Collection entries

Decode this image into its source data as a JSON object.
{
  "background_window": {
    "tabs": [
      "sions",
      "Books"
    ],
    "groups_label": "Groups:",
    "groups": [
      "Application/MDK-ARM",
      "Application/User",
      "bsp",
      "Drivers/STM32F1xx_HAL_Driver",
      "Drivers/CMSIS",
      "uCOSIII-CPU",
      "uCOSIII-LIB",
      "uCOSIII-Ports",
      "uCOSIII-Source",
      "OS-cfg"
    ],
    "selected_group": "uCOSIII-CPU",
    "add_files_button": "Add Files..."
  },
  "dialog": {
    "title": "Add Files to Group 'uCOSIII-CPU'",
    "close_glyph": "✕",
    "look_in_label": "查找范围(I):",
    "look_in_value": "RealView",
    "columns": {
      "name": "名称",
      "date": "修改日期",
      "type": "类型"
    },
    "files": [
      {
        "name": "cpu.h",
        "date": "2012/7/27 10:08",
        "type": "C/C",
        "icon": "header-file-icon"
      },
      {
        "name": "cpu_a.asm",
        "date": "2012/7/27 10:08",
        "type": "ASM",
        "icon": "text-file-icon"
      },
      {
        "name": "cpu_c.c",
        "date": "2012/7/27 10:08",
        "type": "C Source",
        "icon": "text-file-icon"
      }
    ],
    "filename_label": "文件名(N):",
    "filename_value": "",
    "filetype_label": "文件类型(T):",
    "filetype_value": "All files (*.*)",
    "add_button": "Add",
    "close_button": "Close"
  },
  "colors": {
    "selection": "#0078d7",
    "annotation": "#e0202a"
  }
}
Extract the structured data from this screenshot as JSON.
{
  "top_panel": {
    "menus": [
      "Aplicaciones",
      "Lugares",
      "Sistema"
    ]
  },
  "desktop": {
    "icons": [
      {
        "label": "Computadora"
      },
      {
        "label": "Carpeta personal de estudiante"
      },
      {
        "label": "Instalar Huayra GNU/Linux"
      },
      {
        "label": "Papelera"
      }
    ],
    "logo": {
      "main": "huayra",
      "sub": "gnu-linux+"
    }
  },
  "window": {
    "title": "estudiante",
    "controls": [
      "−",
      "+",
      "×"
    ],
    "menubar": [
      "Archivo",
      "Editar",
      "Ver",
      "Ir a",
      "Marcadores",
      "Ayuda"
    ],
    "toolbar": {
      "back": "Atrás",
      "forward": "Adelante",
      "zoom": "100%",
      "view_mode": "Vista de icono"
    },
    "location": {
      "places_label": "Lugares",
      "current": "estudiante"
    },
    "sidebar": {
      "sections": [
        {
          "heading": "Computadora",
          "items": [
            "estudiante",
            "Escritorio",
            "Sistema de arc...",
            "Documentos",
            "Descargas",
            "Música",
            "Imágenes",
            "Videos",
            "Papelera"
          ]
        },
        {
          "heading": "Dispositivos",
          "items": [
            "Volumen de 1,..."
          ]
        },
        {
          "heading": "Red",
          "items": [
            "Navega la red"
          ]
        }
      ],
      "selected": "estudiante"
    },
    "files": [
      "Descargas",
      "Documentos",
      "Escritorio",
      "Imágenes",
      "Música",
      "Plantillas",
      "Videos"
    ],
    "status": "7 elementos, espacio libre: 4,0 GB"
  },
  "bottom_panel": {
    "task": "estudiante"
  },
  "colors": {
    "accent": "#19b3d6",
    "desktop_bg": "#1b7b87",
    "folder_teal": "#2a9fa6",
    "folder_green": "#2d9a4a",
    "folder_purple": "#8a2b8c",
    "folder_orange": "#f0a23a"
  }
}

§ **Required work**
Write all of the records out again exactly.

§ **Solution to this task**
Decode this image into its source data as a JSON object.
{
  "background_window": {
    "tabs": [
      "sions",
      "Books"
    ],
    "groups_label": "Groups:",
    "groups": [
      "Application/MDK-ARM",
      "Application/User",
      "bsp",
      "Drivers/STM32F1xx_HAL_Driver",
      "Drivers/CMSIS",
      "uCOSIII-CPU",
      "uCOSIII-LIB",
      "uCOSIII-Ports",
      "uCOSIII-Source",
      "OS-cfg"
    ],
    "selected_group": "uCOSIII-CPU",
    "add_files_button": "Add Files..."
  },
  "dialog": {
    "title": "Add Files to Group 'uCOSIII-CPU'",
    "close_glyph": "✕",
    "look_in_label": "查找范围(I):",
    "look_in_value": "RealView",
    "columns": {
      "name": "名称",
      "date": "修改日期",
      "type": "类型"
    },
    "files": [
      {
        "name": "cpu.h",
        "date": "2012/7/27 10:08",
        "type": "C/C",
        "icon": "header-file-icon"
      },
      {
        "name": "cpu_a.asm",
        "date": "2012/7/27 10:08",
        "type": "ASM",
        "icon": "text-file-icon"
      },
      {
        "name": "cpu_c.c",
        "date": "2012/7/27 10:08",
        "type": "C Source",
        "icon": "text-file-icon"
      }
    ],
    "filename_label": "文件名(N):",
    "filename_value": "",
    "filetype_label": "文件类型(T):",
    "filetype_value": "All files (*.*)",
    "add_button": "Add",
    "close_button": "Close"
  },
  "colors": {
    "selection": "#0078d7",
    "annotation": "#e0202a"
  }
}
Extract the structured data from this screenshot as JSON.
{
  "top_panel": {
    "menus": [
      "Aplicaciones",
      "Lugares",
      "Sistema"
    ]
  },
  "desktop": {
    "icons": [
      {
        "label": "Computadora"
      },
      {
        "label": "Carpeta personal de estudiante"
      },
      {
        "label": "Instalar Huayra GNU/Linux"
      },
      {
        "label": "Papelera"
      }
    ],
    "logo": {
      "main": "huayra",
      "sub": "gnu-linux+"
    }
  },
  "window": {
    "title": "estudiante",
    "controls": [
      "−",
      "+",
      "×"
    ],
    "menubar": [
      "Archivo",
      "Editar",
      "Ver",
      "Ir a",
      "Marcadores",
      "Ayuda"
    ],
    "toolbar": {
      "back": "Atrás",
      "forward": "Adelante",
      "zoom": "100%",
      "view_mode": "Vista de icono"
    },
    "location": {
      "places_label": "Lugares",
      "current": "estudiante"
    },
    "sidebar": {
      "sections": [
        {
          "heading": "Computadora",
          "items": [
            "estudiante",
            "Escritorio",
            "Sistema de arc...",
            "Documentos",
            "Descargas",
            "Música",
            "Imágenes",
            "Videos",
            "Papelera"
          ]
        },
        {
          "heading": "Dispositivos",
          "items": [
            "Volumen de 1,..."
          ]
        },
        {
          "heading": "Red",
          "items": [
            "Navega la red"
          ]
        }
      ],
      "selected": "estudiante"
    },
    "files": [
      "Descargas",
      "Documentos",
      "Escritorio",
      "Imágenes",
      "Música",
      "Plantillas",
      "Videos"
    ],
    "status": "7 elementos, espacio libre: 4,0 GB"
  },
  "bottom_panel": {
    "task": "estudiante"
  },
  "colors": {
    "accent": "#19b3d6",
    "desktop_bg": "#1b7b87",
    "folder_teal": "#2a9fa6",
    "folder_green": "#2d9a4a",
    "folder_purple": "#8a2b8c",
    "folder_orange": "#f0a23a"
  }
}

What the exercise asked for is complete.